Half of alcohol sold in Scotland 'below minimum price'
At least half of the alcohol sold in Scotland does not meet impending minimum pricing legislation, a survey suggests.
More than two-thirds (69%) of the spirits currently sold fall below the 50p per unit threshold, according to analysts Nielsen.
They assessed till sales data from nearly 1,200 Scottish stores.
The Scottish government has said it plans to bring in minimum price legislation "as soon as possible".
According to Nielsen's survey more than two-thirds of beer (67%) was priced below the minimum 50p per unit threshold, followed by 51% of cider.
Blended Scotch on average would need to rise in price by 20% to meet the threshold, while vodka will have to go up by 16.3%, according to the study.
By contrast, just 3.4% of wine sales made during the survey would be impacted by the new legislation.
Nielsen senior client manager Marika Pratico said: "Wine is, by far, the least impacted and so has the most to gain from minimum pricing.
"Overall, wine will need to raise prices by the least amount, thus, it becomes more affordable relative to other alcohol."
She predicted there could be an increase in cross-border alcohol shopping among the Scottish to England and Ireland, where prices would be cheaper, "mirroring what many Britons already do with the annual Calais run".
In October the Court of Session in Edinburgh ruled against a challenge led by the Scotch Whisky Association (SWA), which argued that minimum unit pricing was a breach of European Law.
The SWA is considering whether to appeal the decision at the UK Supreme Court in London.

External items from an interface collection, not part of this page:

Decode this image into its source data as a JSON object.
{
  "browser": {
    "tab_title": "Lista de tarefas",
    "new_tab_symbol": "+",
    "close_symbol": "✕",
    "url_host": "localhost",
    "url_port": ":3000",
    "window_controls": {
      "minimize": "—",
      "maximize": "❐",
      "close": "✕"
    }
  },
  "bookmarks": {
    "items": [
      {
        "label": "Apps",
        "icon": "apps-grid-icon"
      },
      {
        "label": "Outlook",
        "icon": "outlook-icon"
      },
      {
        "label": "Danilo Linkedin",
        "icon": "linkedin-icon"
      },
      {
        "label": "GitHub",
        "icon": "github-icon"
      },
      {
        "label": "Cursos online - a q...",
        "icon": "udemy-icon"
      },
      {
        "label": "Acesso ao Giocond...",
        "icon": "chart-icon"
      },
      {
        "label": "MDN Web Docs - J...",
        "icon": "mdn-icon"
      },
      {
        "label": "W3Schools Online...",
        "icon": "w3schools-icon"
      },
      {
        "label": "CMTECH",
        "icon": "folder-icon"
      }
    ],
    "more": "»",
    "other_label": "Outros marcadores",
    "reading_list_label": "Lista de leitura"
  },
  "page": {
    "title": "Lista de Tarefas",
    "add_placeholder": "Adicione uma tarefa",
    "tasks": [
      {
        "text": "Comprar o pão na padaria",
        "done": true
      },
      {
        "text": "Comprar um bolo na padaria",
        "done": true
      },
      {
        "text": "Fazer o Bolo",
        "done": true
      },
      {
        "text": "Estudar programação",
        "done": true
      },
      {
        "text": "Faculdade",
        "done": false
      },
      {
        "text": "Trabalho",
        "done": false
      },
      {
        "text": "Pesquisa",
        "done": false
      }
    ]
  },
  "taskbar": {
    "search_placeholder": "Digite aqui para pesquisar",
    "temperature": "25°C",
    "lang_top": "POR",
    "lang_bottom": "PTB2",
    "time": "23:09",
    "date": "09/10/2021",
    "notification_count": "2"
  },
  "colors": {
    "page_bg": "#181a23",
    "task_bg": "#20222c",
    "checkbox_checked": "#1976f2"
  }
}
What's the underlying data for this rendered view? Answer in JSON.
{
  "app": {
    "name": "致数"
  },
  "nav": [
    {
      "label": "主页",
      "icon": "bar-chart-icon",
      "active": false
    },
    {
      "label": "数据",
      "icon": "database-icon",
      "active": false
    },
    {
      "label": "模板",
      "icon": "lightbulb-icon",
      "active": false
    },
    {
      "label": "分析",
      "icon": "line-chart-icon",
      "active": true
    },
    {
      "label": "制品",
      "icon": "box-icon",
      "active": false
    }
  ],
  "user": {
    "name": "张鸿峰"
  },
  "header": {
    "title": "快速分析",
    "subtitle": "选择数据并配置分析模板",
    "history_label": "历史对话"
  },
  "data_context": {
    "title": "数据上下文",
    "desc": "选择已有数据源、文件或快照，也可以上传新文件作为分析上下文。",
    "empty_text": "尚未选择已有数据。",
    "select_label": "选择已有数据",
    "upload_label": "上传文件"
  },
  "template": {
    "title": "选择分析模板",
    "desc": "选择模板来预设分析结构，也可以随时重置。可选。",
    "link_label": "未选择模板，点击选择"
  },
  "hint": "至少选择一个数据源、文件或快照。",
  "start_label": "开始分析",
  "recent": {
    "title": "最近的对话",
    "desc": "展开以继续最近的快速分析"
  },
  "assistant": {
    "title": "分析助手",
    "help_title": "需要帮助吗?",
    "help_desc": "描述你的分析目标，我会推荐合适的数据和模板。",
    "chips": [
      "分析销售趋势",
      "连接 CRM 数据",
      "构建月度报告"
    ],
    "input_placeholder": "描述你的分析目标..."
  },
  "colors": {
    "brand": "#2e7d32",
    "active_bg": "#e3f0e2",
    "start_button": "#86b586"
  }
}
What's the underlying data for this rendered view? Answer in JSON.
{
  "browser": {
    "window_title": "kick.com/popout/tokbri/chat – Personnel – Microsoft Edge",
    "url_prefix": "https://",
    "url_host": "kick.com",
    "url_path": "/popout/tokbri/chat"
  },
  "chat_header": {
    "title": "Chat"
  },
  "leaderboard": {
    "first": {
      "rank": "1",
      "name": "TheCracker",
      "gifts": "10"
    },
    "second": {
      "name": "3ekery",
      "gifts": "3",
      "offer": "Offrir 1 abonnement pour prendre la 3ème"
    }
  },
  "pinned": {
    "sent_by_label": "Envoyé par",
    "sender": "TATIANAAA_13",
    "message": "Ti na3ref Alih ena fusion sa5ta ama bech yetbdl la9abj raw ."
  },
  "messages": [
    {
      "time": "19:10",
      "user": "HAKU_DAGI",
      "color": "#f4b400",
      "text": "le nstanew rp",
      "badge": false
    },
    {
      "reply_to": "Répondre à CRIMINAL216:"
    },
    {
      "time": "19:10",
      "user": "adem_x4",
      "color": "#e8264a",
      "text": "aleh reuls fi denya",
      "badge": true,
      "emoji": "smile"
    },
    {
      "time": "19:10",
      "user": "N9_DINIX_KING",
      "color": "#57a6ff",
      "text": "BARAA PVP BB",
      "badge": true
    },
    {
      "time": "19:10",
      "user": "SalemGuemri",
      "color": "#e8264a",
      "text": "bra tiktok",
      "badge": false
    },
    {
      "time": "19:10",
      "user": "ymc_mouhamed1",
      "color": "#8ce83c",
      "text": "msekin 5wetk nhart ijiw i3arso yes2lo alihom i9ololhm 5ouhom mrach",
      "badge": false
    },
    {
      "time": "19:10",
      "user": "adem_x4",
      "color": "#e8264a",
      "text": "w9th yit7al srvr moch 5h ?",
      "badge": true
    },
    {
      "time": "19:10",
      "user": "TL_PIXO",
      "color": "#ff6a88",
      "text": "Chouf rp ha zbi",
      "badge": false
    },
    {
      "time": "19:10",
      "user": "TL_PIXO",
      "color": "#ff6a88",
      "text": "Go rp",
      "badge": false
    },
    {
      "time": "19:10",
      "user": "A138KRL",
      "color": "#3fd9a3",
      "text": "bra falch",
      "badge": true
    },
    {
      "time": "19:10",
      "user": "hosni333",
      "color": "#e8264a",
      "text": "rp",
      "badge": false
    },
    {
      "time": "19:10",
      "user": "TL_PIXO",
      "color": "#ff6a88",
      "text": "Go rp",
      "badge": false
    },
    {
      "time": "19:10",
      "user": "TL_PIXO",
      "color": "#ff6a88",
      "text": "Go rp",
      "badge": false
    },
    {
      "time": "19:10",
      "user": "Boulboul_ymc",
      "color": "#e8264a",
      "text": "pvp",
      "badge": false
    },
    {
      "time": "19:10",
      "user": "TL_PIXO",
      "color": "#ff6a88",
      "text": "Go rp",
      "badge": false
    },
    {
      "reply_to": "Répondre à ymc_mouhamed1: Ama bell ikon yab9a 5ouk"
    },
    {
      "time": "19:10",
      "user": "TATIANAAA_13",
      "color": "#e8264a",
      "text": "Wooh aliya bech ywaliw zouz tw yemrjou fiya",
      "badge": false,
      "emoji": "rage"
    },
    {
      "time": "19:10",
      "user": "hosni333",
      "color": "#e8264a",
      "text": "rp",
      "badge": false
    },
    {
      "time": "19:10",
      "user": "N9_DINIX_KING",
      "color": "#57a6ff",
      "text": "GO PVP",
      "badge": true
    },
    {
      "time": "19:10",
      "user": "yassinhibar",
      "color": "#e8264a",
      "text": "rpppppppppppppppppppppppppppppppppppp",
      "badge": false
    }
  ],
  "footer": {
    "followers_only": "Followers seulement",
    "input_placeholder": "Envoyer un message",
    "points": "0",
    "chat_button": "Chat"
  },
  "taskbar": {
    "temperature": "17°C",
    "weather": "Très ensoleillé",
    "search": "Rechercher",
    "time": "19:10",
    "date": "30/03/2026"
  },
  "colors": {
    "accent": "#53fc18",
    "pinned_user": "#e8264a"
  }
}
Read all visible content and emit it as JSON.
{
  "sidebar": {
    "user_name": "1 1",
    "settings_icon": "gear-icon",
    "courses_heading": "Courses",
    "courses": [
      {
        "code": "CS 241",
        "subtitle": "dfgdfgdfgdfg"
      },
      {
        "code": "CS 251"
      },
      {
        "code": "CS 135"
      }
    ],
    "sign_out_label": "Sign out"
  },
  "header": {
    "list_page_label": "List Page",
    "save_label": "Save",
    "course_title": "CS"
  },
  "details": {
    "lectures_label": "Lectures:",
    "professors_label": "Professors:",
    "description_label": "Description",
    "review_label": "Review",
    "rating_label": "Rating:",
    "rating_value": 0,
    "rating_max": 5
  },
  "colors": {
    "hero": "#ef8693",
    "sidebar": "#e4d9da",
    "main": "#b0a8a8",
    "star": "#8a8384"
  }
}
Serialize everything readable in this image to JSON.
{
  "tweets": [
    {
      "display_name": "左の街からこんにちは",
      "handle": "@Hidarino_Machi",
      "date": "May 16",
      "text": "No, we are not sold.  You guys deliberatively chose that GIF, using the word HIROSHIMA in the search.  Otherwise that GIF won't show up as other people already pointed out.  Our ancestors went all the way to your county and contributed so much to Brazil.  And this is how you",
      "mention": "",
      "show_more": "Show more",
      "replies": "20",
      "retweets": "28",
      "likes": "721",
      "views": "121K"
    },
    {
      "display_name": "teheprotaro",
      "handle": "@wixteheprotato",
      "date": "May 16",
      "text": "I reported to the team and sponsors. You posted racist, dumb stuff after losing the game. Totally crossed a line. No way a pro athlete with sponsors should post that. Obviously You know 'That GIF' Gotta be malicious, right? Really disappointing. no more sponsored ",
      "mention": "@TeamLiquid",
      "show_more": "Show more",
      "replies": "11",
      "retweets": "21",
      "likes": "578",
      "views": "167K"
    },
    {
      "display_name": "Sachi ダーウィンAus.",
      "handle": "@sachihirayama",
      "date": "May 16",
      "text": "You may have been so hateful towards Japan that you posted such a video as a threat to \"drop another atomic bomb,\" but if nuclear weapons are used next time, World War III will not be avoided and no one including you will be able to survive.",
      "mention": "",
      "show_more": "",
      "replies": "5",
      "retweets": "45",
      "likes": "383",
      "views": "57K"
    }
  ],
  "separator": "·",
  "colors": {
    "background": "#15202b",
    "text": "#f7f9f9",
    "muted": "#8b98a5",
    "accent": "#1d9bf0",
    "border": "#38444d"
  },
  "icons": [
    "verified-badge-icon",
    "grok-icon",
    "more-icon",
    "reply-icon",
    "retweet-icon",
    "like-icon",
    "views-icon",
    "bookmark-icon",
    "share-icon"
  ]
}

MSPs passed legislation at Holyrood in 2012 to bring in minimum pricing, which would initially be set at 50p per unit.